━━━ WORKING DATA ━━━

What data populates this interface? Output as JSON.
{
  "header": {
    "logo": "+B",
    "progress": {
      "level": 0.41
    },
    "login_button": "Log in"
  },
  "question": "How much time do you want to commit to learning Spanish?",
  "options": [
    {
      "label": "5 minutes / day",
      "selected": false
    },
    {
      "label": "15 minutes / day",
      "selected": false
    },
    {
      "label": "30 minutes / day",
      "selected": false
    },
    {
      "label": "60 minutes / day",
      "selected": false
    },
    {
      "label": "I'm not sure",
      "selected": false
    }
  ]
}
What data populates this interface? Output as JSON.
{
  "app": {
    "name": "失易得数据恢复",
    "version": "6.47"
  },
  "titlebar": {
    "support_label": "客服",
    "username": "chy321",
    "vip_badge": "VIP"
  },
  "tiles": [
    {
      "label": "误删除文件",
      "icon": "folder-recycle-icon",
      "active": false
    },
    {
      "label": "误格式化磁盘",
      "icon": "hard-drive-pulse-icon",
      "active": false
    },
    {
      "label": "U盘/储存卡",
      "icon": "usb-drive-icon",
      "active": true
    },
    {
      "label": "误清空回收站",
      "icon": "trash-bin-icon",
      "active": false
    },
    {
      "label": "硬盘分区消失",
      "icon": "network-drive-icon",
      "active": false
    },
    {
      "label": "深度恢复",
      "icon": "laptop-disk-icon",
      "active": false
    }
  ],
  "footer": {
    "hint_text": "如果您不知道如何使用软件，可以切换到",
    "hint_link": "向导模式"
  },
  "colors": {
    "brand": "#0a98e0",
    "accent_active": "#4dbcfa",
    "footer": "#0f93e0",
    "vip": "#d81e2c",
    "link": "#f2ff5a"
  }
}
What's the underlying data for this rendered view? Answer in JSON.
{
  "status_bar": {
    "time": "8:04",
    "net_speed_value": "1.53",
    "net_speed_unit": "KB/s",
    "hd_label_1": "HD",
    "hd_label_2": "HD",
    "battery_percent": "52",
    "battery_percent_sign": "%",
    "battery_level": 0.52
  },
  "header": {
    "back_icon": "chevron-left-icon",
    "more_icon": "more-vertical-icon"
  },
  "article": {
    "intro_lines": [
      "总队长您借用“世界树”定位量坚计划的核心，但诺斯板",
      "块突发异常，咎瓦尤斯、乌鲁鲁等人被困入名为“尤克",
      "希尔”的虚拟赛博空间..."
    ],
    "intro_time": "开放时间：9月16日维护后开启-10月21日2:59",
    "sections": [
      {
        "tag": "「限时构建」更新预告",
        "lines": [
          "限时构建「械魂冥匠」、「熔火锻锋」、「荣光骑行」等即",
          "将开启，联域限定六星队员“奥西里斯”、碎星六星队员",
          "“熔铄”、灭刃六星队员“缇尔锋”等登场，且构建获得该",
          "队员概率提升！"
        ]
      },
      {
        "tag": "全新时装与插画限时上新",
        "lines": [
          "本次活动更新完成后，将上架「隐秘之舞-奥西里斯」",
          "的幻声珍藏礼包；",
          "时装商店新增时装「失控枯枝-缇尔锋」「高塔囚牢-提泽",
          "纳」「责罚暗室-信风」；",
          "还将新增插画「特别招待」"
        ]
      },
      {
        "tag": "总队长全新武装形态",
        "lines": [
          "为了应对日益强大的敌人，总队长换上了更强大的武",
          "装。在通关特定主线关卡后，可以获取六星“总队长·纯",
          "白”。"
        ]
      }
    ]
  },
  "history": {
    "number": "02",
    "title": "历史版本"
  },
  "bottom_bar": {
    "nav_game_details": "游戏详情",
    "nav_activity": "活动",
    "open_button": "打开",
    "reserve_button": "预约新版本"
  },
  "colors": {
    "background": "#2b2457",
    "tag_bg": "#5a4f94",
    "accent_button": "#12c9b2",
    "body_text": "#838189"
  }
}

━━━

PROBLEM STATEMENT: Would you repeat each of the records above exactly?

TASK RESPONSE:
What data populates this interface? Output as JSON.
{
  "header": {
    "logo": "+B",
    "progress": {
      "level": 0.41
    },
    "login_button": "Log in"
  },
  "question": "How much time do you want to commit to learning Spanish?",
  "options": [
    {
      "label": "5 minutes / day",
      "selected": false
    },
    {
      "label": "15 minutes / day",
      "selected": false
    },
    {
      "label": "30 minutes / day",
      "selected": false
    },
    {
      "label": "60 minutes / day",
      "selected": false
    },
    {
      "label": "I'm not sure",
      "selected": false
    }
  ]
}
What data populates this interface? Output as JSON.
{
  "app": {
    "name": "失易得数据恢复",
    "version": "6.47"
  },
  "titlebar": {
    "support_label": "客服",
    "username": "chy321",
    "vip_badge": "VIP"
  },
  "tiles": [
    {
      "label": "误删除文件",
      "icon": "folder-recycle-icon",
      "active": false
    },
    {
      "label": "误格式化磁盘",
      "icon": "hard-drive-pulse-icon",
      "active": false
    },
    {
      "label": "U盘/储存卡",
      "icon": "usb-drive-icon",
      "active": true
    },
    {
      "label": "误清空回收站",
      "icon": "trash-bin-icon",
      "active": false
    },
    {
      "label": "硬盘分区消失",
      "icon": "network-drive-icon",
      "active": false
    },
    {
      "label": "深度恢复",
      "icon": "laptop-disk-icon",
      "active": false
    }
  ],
  "footer": {
    "hint_text": "如果您不知道如何使用软件，可以切换到",
    "hint_link": "向导模式"
  },
  "colors": {
    "brand": "#0a98e0",
    "accent_active": "#4dbcfa",
    "footer": "#0f93e0",
    "vip": "#d81e2c",
    "link": "#f2ff5a"
  }
}
What's the underlying data for this rendered view? Answer in JSON.
{
  "status_bar": {
    "time": "8:04",
    "net_speed_value": "1.53",
    "net_speed_unit": "KB/s",
    "hd_label_1": "HD",
    "hd_label_2": "HD",
    "battery_percent": "52",
    "battery_percent_sign": "%",
    "battery_level": 0.52
  },
  "header": {
    "back_icon": "chevron-left-icon",
    "more_icon": "more-vertical-icon"
  },
  "article": {
    "intro_lines": [
      "总队长您借用“世界树”定位量坚计划的核心，但诺斯板",
      "块突发异常，咎瓦尤斯、乌鲁鲁等人被困入名为“尤克",
      "希尔”的虚拟赛博空间..."
    ],
    "intro_time": "开放时间：9月16日维护后开启-10月21日2:59",
    "sections": [
      {
        "tag": "「限时构建」更新预告",
        "lines": [
          "限时构建「械魂冥匠」、「熔火锻锋」、「荣光骑行」等即",
          "将开启，联域限定六星队员“奥西里斯”、碎星六星队员",
          "“熔铄”、灭刃六星队员“缇尔锋”等登场，且构建获得该",
          "队员概率提升！"
        ]
      },
      {
        "tag": "全新时装与插画限时上新",
        "lines": [
          "本次活动更新完成后，将上架「隐秘之舞-奥西里斯」",
          "的幻声珍藏礼包；",
          "时装商店新增时装「失控枯枝-缇尔锋」「高塔囚牢-提泽",
          "纳」「责罚暗室-信风」；",
          "还将新增插画「特别招待」"
        ]
      },
      {
        "tag": "总队长全新武装形态",
        "lines": [
          "为了应对日益强大的敌人，总队长换上了更强大的武",
          "装。在通关特定主线关卡后，可以获取六星“总队长·纯",
          "白”。"
        ]
      }
    ]
  },
  "history": {
    "number": "02",
    "title": "历史版本"
  },
  "bottom_bar": {
    "nav_game_details": "游戏详情",
    "nav_activity": "活动",
    "open_button": "打开",
    "reserve_button": "预约新版本"
  },
  "colors": {
    "background": "#2b2457",
    "tag_bg": "#5a4f94",
    "accent_button": "#12c9b2",
    "body_text": "#838189"
  }
}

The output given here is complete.